Hockey's hazing usually involves rookies paying for an expensive team dinner, with veterans ordering everything on the menu, including the most expensive bottles of wine and champagne. The Lightning once ran up an $18,000 bill. When former Lightning-now Sharks defenseman Dan Boyle was a rookie with the Panthers, he and five others had to shell out $4,000 apiece. In the NFL, the Chargers' Shawne Merriman claimed he once picked up a $32,000 tab. By hazing standards, this appears to be the least humiliating. In fact, longtime NHL veteran Tim Taylor once said it does build team unity and doesn't embarrass a player like shaving his hair or making him lug equipment.
"This really is a great thing," Taylor said after the Lightning's 2006 team dinner. "As a rookie, you sort of feel good about treating your teammates and you get to enjoy it as well.
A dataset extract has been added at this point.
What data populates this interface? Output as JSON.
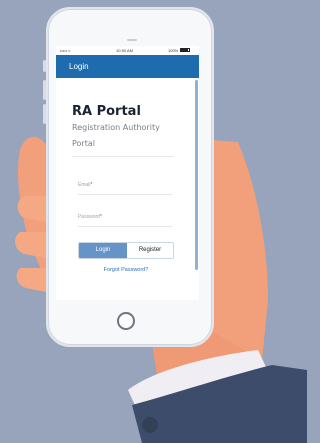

We're all in it together, doing the same thing."
Plus, there's a secret: If the tab gets too high, a well-paid veteran quietly chips in some dough.
From playful to dangerous
The NFL's Saints used to have a tradition of making players run a gantlet in which they were hit with bags of coins. In 1998, Cam Cleeland suffered a serious eye injury, and fellow rookie Jeff Danish required stitches. Danish got more than even. He sued the Saints, an assistant coach and six players, seeking damages of more than $650,000. The suit was settled out of court, and terms were confidential. As far as team-building, well, the Saints went 6-10 that season. And, needless to say, they don't run the gantlet anymore.
Even former NFL good guy Joe Montana hazed rookies. Back in the days when the 49ers rode bikes to the practice fields, Montana would steal the rookies' bikes and hide them in trees. But come to think of it, stealing a bike, pedaling it into hiding and then carrying it halfway up a tree sounds more like he was hazing himself, doesn't it?
One of hockey's most infamous hazing incidents involved a current Lightning player. When Steve Downie was playing junior hockey in Canada, his team, the Windsor Spitfires, would make first-year players (who were 16 at the time) strip naked and stand in a small bathroom in the back of the team bus. One player, Akim Aliu, refused, and the story goes that Downie then attacked Aliu in practice. Aliu lost three teeth when Downie cross-checked him in the face. The team's coach and GM, former NHLer Moe Mantha, was suspended as GM for a year and as coach for 25 games, and Downie was suspended for five games and ordered to attend counseling sessions.
It appears that the most serious hazing happens at lower rungs of sports. In high schools and small colleges, hazing can be obscene and sickening. A glance through ESPN.com's archives reveals more than 70 incidents, and the worst include sexual assault. And yet even in some of those incidents, community and school officials chalked them up to a long-standing tradition of hazing.